So I should just use it as I described it? What type of font is Calligra? –  student May 21 '13 at 8:18
Calligra is a traditional TeX font designed with Metafont; there is a Type1 version. It's not difficult to turn a Type1 font into an OpenType one, just use Fontforge; it will have no OpenType features, of course. –  egreg May 21 '13 at 8:36

The reason why this is necessary is that Type 1 fonts in pdftex are typically used with a package that provides metrics and encodings. If no equivalent package has been prepared for XeTeX or LuaTeX, the Type 1 font cannot be directly used, as it does not have the right mappings. By contrast, the libertine package for example provides mappings for the Type 1 version for use with pdftex and separate mappings for the OpenType version for use with XeTeX and LuaTeX.

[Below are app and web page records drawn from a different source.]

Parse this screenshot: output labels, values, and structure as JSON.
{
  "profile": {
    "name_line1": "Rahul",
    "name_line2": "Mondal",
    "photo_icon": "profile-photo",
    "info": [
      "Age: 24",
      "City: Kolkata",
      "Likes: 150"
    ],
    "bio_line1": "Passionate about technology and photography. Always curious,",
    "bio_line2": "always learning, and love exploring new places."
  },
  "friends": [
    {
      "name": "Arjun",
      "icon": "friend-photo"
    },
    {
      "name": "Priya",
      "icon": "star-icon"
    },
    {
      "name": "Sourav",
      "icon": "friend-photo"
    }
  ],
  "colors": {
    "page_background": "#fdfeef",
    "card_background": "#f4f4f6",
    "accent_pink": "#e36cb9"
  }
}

Furthermore, the inputenc and fontenc packages are not meant for XeTeX, so one may not load them in order to use packaged Type 1 fonts with this engine. In other words, one may not arbitrarily mix packaged Type 1 and user-provided OpenType fonts in XeTeX. With LuaTeX, as I understand it, it is possible to use a modified fontenc to use packaged Type 1 fonts with something that works like the traditional T1 encoding. Lastly, it is important to note that the T1 (Text 1) font encoding and the Type 1 font format are two different things that happen to have confusingly similar names, even though they are often used together in the context of pdftex. Type 1 is Adobe’s font format, while T1 is the so-called Cork encoding that was developed as a standard in the early nineties by the TeX community.